**INFORMATION PROVIDED:**
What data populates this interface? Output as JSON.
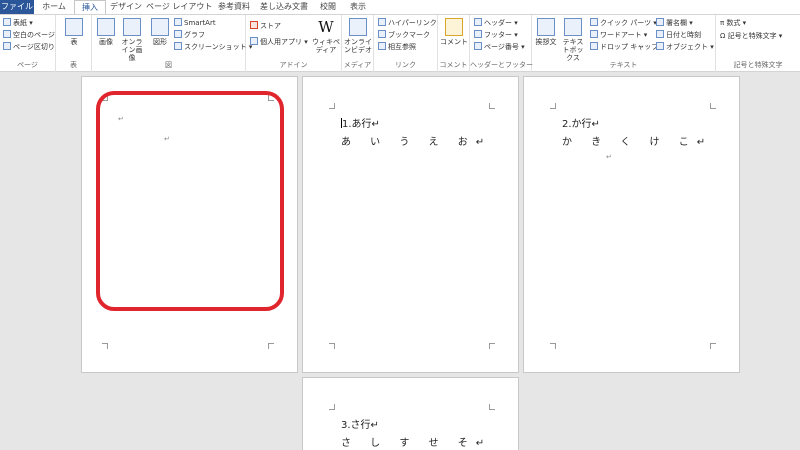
{
  "tabs": [
    "ファイル",
    "ホーム",
    "挿入",
    "デザイン",
    "ページ レイアウト",
    "参考資料",
    "差し込み文書",
    "校閲",
    "表示"
  ],
  "ribbon": {
    "page_group": {
      "label": "ページ",
      "items": [
        "表紙 ▾",
        "空白のページ",
        "ページ区切り"
      ]
    },
    "table_group": {
      "label": "表",
      "button": "表"
    },
    "figure_group": {
      "label": "図",
      "buttons": [
        "画像",
        "オンライン画像",
        "図形"
      ],
      "items": [
        "SmartArt",
        "グラフ",
        "スクリーンショット ▾"
      ]
    },
    "addin_group": {
      "label": "アドイン",
      "items": [
        "ストア",
        "個人用アプリ ▾"
      ],
      "button": "ウィキペディア"
    },
    "media_group": {
      "label": "メディア",
      "button": "オンラインビデオ"
    },
    "link_group": {
      "label": "リンク",
      "items": [
        "ハイパーリンク",
        "ブックマーク",
        "相互参照"
      ]
    },
    "comment_group": {
      "label": "コメント",
      "button": "コメント"
    },
    "header_footer_group": {
      "label": "ヘッダーとフッター",
      "items": [
        "ヘッダー ▾",
        "フッター ▾",
        "ページ番号 ▾"
      ]
    },
    "text_group": {
      "label": "テキスト",
      "buttons": [
        "挨拶文",
        "テキストボックス"
      ],
      "items": [
        "クイック パーツ ▾",
        "ワードアート ▾",
        "ドロップ キャップ ▾",
        "署名欄 ▾",
        "日付と時刻",
        "オブジェクト ▾"
      ]
    },
    "symbol_group": {
      "label": "記号と特殊文字",
      "items": [
        "π 数式 ▾",
        "Ω 記号と特殊文字 ▾"
      ]
    }
  },
  "pages": [
    {
      "lines": []
    },
    {
      "lines": [
        "1.あ行↵",
        "あ い う え お↵"
      ]
    },
    {
      "lines": [
        "2.か行↵",
        "か き く け こ↵"
      ]
    },
    {
      "lines": [
        "3.さ行↵",
        "さ し す せ そ↵"
      ]
    }
  ],
  "return_mark": "↵",
  "colors": {
    "file_tab": "#2b579a",
    "highlight": "#e0262c"
  }
}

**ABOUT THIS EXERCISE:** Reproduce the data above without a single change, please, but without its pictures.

**EXERCISE ANSWER:**
What data populates this interface? Output as JSON.
{
  "tabs": [
    "ファイル",
    "ホーム",
    "挿入",
    "デザイン",
    "ページ レイアウト",
    "参考資料",
    "差し込み文書",
    "校閲",
    "表示"
  ],
  "ribbon": {
    "page_group": {
      "label": "ページ",
      "items": [
        "表紙 ▾",
        "空白のページ",
        "ページ区切り"
      ]
    },
    "table_group": {
      "label": "表",
      "button": "表"
    },
    "figure_group": {
      "label": "図",
      "buttons": [
        "画像",
        "オンライン画像",
        "図形"
      ],
      "items": [
        "SmartArt",
        "グラフ",
        "スクリーンショット ▾"
      ]
    },
    "addin_group": {
      "label": "アドイン",
      "items": [
        "ストア",
        "個人用アプリ ▾"
      ],
      "button": "ウィキペディア"
    },
    "media_group": {
      "label": "メディア",
      "button": "オンラインビデオ"
    },
    "link_group": {
      "label": "リンク",
      "items": [
        "ハイパーリンク",
        "ブックマーク",
        "相互参照"
      ]
    },
    "comment_group": {
      "label": "コメント",
      "button": "コメント"
    },
    "header_footer_group": {
      "label": "ヘッダーとフッター",
      "items": [
        "ヘッダー ▾",
        "フッター ▾",
        "ページ番号 ▾"
      ]
    },
    "text_group": {
      "label": "テキスト",
      "buttons": [
        "挨拶文",
        "テキストボックス"
      ],
      "items": [
        "クイック パーツ ▾",
        "ワードアート ▾",
        "ドロップ キャップ ▾",
        "署名欄 ▾",
        "日付と時刻",
        "オブジェクト ▾"
      ]
    },
    "symbol_group": {
      "label": "記号と特殊文字",
      "items": [
        "π 数式 ▾",
        "Ω 記号と特殊文字 ▾"
      ]
    }
  },
  "pages": [
    {
      "lines": []
    },
    {
      "lines": [
        "1.あ行↵",
        "あ い う え お↵"
      ]
    },
    {
      "lines": [
        "2.か行↵",
        "か き く け こ↵"
      ]
    },
    {
      "lines": [
        "3.さ行↵",
        "さ し す せ そ↵"
      ]
    }
  ],
  "return_mark": "↵",
  "colors": {
    "file_tab": "#2b579a",
    "highlight": "#e0262c"
  }
}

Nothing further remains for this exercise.